Can we imagine living in a world in which profits go not only to a small elite of digital innovators but to the entire society? What if Silicon Valley’s marketing mantra to “make the world a better place” became the true political program of a leisure society based on fully automated wealth?
The Digital Bauhaus Summit 2016 takes up these and similar questions. Luxury communism is the name of the thought experiment that the boutique conference, now in its third year in Weimar, will tackle. Of course there will be workshops and lectures but also an algorithmic Show Gala and our own revolutionary attempt to drown capitalism and the financial crisis with the Slime Economy. High-profile thinkers and critics of the digital era such as Evgeny Morozov, Bruce Sterling, Sarah Sharma, Vinay Gupta, Alexandra Deschamps-Sonsino and Mark Fisher will be joining us.
A digital wish list of demands will help kick-start the event: from the nationalization of all social networks to the abolition of the second class in public transport. Over the course of the conference the 150 participants (a.k.a. Luxury Cadre) will work up this catalogue of demands into a Luxury Communist Manifesto, which will outline the contours of a world society aiming to advance the motto “Wealth without Work!” to a civil religion.

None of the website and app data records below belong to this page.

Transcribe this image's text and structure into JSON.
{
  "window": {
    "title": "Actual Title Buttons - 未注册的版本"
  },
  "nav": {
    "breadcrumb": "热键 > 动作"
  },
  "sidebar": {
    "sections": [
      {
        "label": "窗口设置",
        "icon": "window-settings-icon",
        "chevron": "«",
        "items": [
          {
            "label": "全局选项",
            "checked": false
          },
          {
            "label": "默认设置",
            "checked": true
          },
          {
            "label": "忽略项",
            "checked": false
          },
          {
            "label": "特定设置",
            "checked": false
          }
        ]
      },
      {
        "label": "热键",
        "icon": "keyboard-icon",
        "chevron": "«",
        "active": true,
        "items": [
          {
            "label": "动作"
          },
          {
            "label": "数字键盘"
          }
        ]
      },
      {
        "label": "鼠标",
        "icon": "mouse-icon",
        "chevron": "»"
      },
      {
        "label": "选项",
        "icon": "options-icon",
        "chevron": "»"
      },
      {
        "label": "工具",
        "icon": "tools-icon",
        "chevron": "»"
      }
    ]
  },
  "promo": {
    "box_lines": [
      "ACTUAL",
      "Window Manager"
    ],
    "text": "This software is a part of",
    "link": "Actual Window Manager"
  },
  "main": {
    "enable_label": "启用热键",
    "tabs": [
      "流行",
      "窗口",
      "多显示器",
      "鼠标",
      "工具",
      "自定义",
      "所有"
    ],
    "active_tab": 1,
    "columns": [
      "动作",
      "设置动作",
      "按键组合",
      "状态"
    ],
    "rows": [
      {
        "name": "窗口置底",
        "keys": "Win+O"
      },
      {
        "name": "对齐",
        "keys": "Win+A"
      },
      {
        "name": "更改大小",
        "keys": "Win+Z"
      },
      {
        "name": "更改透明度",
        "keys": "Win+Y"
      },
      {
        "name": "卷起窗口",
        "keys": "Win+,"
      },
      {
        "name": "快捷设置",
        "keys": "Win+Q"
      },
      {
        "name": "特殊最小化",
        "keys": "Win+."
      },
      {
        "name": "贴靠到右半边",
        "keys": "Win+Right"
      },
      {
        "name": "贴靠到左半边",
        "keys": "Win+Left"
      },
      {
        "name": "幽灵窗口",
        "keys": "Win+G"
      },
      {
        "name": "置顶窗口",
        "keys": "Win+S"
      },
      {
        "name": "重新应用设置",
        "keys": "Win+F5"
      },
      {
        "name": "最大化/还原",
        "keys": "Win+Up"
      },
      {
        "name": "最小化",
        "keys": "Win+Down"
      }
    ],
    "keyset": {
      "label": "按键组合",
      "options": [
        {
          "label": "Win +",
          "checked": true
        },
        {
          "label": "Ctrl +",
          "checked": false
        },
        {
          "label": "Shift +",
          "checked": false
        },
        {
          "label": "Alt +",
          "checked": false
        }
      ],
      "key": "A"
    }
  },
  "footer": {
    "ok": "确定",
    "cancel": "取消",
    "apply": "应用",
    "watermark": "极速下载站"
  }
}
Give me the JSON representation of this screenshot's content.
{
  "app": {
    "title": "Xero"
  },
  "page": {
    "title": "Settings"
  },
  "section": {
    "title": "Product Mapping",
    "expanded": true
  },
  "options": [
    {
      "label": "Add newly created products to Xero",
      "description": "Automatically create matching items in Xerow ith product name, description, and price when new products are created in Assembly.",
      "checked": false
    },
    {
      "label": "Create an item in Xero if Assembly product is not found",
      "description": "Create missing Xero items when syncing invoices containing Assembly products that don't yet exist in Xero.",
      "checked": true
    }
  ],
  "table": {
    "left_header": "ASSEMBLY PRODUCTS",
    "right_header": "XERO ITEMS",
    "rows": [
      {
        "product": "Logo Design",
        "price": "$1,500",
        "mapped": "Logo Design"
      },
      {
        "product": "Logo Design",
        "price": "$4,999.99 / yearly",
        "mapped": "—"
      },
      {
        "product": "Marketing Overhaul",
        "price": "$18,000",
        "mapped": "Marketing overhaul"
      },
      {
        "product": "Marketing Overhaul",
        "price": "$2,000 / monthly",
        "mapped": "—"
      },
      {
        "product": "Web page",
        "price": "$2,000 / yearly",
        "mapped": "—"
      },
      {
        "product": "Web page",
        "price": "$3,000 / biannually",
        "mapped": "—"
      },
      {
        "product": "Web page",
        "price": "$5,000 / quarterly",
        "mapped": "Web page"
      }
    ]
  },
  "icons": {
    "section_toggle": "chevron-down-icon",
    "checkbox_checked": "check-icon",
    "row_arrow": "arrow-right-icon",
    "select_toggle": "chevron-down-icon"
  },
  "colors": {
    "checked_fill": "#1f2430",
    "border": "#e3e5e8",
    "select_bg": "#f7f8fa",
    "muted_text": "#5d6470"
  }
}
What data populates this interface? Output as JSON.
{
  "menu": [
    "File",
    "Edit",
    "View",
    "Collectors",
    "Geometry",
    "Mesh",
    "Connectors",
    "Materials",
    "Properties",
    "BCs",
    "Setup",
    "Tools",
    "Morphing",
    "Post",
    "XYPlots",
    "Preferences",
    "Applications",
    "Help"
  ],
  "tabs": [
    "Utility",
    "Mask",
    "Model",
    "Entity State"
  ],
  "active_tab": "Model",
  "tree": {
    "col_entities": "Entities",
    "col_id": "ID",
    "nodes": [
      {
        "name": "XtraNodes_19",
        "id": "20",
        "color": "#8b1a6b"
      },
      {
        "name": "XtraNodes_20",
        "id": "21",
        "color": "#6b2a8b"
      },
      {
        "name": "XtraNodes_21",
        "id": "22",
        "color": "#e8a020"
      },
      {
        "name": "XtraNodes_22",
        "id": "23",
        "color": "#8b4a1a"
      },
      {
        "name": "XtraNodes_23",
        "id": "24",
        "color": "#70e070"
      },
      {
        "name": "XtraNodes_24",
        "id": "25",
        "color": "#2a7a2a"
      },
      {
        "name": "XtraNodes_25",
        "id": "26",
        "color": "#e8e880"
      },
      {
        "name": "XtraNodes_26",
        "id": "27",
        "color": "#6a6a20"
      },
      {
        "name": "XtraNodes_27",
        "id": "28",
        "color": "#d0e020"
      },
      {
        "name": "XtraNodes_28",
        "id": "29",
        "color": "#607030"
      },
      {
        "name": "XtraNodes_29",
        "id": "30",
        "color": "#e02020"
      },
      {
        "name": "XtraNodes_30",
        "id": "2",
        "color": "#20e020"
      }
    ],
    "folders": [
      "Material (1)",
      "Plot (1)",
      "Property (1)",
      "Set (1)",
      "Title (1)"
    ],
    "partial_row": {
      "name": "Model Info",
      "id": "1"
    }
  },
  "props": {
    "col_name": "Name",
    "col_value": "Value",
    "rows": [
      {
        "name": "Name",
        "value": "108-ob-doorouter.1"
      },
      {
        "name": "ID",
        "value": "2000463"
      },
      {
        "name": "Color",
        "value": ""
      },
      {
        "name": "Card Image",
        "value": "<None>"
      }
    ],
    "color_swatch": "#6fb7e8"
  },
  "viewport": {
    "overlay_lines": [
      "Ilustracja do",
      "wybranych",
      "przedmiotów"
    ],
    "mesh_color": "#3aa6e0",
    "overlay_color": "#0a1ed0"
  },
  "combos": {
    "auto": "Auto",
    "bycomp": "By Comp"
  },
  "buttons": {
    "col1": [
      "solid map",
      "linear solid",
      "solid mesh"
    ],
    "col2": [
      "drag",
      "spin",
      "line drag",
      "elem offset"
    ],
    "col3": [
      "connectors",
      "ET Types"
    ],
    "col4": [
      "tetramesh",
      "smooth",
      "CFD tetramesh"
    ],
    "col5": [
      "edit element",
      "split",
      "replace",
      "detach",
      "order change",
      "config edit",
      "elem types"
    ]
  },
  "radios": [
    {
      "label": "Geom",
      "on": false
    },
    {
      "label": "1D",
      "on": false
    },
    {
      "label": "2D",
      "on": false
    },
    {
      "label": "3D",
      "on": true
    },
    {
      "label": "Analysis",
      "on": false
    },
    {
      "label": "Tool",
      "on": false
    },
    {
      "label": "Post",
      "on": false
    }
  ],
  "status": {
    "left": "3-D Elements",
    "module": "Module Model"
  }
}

With these goals in mind, the conference hopes to forge a path into the future that overcomes the seemingly inevitable dystopia created by war, financial crises, and the global rise of populism. At the same time, our luxury communism parade is determined to march resolutely past the infantile utopias of 3D printed urban gardens. In our temporary Kulturpalast, only seriously desirable futures audition for the role of political prima ballerina. Because, as the old Luxury Communist Friedrich Nietzsche famously put it: What good is a revolution where I can’t dance?!